Raleigh-based Innovate Biopharmaceuticals, a clinical stage biotechnology company focused on developing novel autoimmune and inflammation therapeutics, has completed its reverse merger with California-based Monster Digital and is now a publicly traded company.
Innovate also closed on a concurrent financing of $21 million from an undisclosed group of current and new investors.
“It’s an exciting transition for Innovate as we strive to become a leader in autoimmune and inflammatory drug development for diseases with unmet medical needs,” Jay Madan, founder and president of Innovate, said in a news release. “With the continued support from our existing investors, and now with access to the capital markets, our main focus will be rapidly progressing our clinical assets.”
Innovate has a late-stage clinical pipeline of drugs addressing unmet needs in diseases such as celiac disease, inflammatory bowel disease and nonalcoholic steatohepatitis.
Innovate’s CEO, Christopher Prior, Ph.D., said the company will use the proceeds from the concurrent financing to advance its celiac disease drug candidate, larazotide acetate (INN-202), into Phase 3 clinical trials. The trials are expected to begin in the second quarter of 2018.
“In addition, we believe that as a public entity we will be able to engage a wider range of investors, which will allow us to advance our mild-to-moderate ulcerative colitis combination therapy into Phase 2 trials and to expand our pipeline,” Prior said.
Innovate shares will begin trading on the NASDAQ Capital Market stock exchange under the new ticker symbol INNT.
Profile of celiac drug candidate
Innovate is developing larazotide acetate for the potential treatment of celiac disease, a type of inflammatory bowel disease that affects 3 million people in the United States and about 15 million worldwide.
Larazotide, an oral peptide formulated into a capsule, decreases intestinal permeability – also known as “leaky gut” – and regulates tight junctions by reducing antigen trafficking across epithelial cells in the intestines.
Leaky gut has been widely recognized in the scientific literature as a gateway to multiple autoimmune diseases, including celiac disease, irritable bowel syndrome, inflammatory bowel diseases such as Crohn’s and ulcerative colitis, type 1 diabetes mellitus, nonalcoholic steatohepatitis, chronic kidney disease and several others.
Larazotide has successfully met its primary endpoint in a Phase 2b efficacy trial for celiac disease.
In clinical studies in more than 800 patients, larazotide demonstrated a favorable safety profile comparable to placebo, due to what Innovate believes is its lack of systemic absorption from the small bowel.
Larazotide has received Fast Track designation from the Food and Drug Administration that will speed its regulatory review.
It will be the first drug to enter a Phase 3 trial for celiac disease, said Kendyle Woodard, a co-founder and director at Innovate.
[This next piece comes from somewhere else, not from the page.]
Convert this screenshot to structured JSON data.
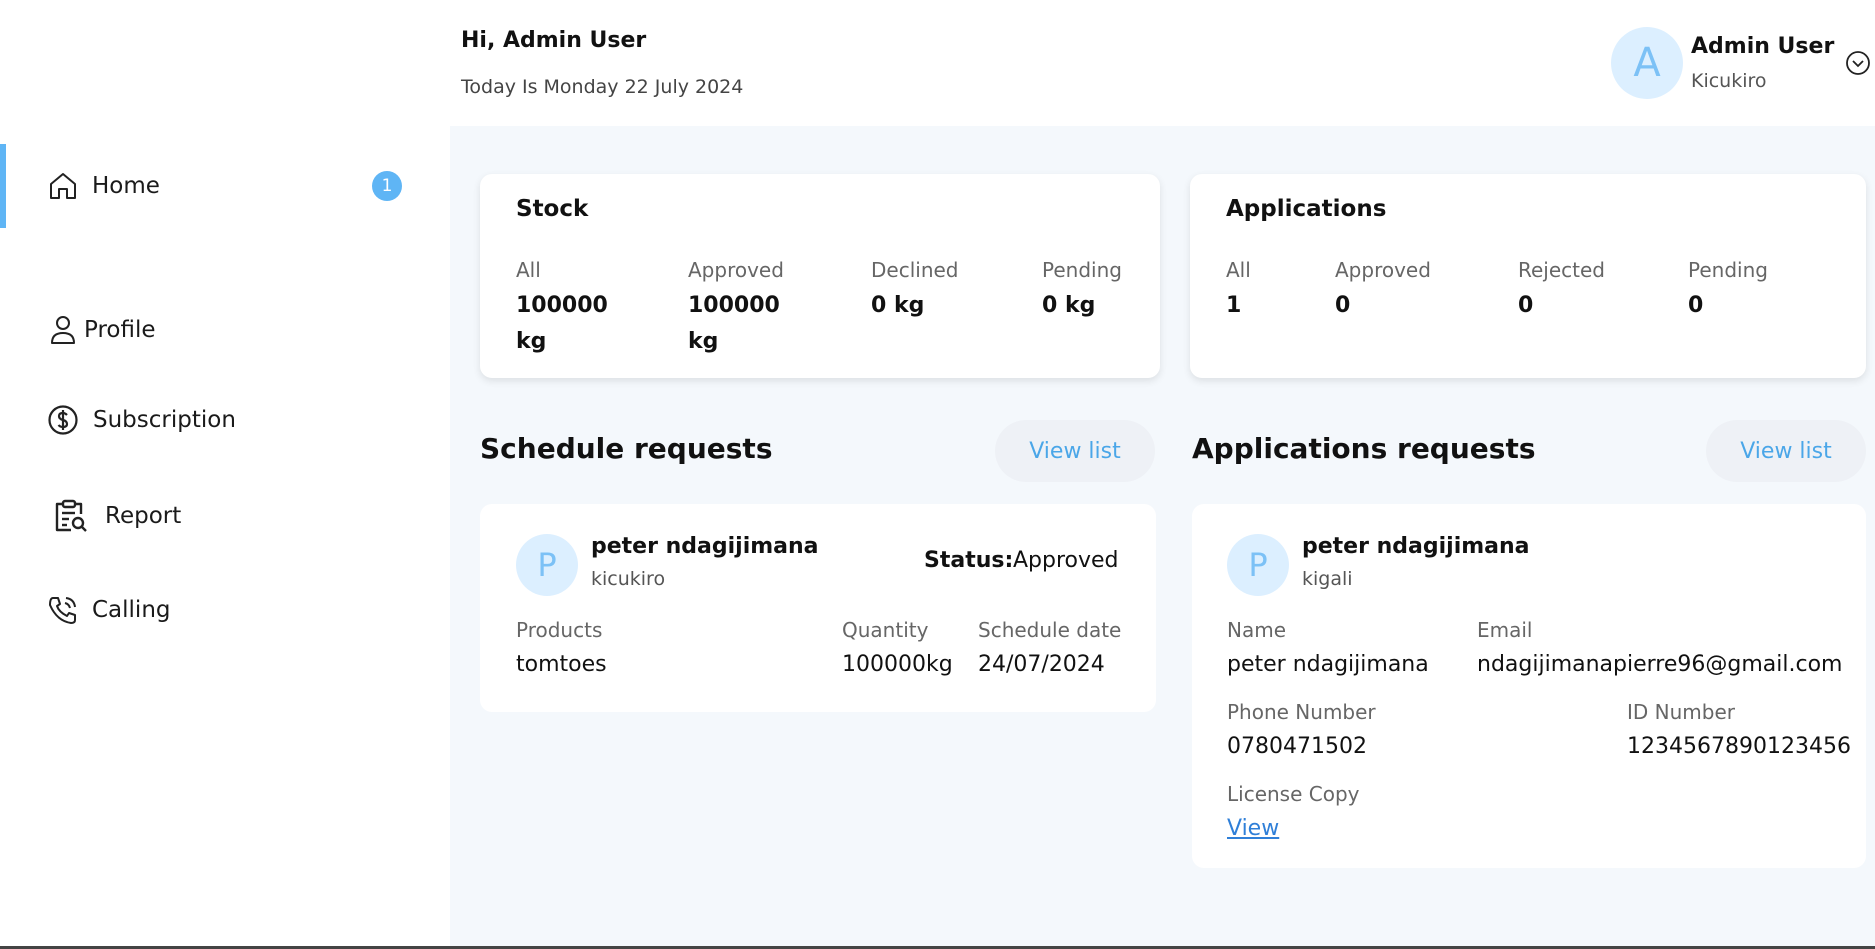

“Other than a gluten-free diet, to which not all celiac patients respond, there is no current treatment for celiac disease,” Woodard said. “If approved, larazotide has the potential to be a first-in-class drug for this indication. Our main focus now is to begin the Phase 3 trials in order to bring a much-needed therapy to this underserved patient population.”
ᐧInnovate is also exploring the potential use of larazotide for treating nonalcoholic steatohepatitis, a serious liver disease, Woodard said.
Profile of ulcerative colitis drug candidate
Innovate’s second drug candidate, INN-108, is for the potential treatment of mild to moderate ulcerative colitis, a chronic inflammatory bowel disease that mainly affects the colon.
INN-108 is a novel small molecule that combines two active agents: mesalamine, or 5-aminosalicylic acid, an approved agent for ulcerative colitis; and 4-aminophenylacetic acid, an immunomodulatory agent approved in Japan for rheumatoid arthritis. The two agents are chemically bonded but are separated enzymatically when they reach the colon, or large intestine.
Innovate reported that preliminary data shows the combination therapy could be a more effective drug than approved mesalamine/5-ASA treatments alone.
INN-108 has successfully completed two Phase 1 clinical trials for mild to moderate ulcerative colitis in both healthy adult subjects and adults with ulcerative colitis. It is expected to enter a Phase 2 trial in 2018.
A liquid oral formulation of INN-108 for ulcerative colitis is in development for greater convenience for pediatric use.
INN-108 gained orphan drug status from the FDA in 2017. That designation provides incentives for companies developing treatments that are expected to provide significant therapeutic advantage over existing treatments and that target rare medical conditions affecting fewer than 200,000 U.S. patients per year.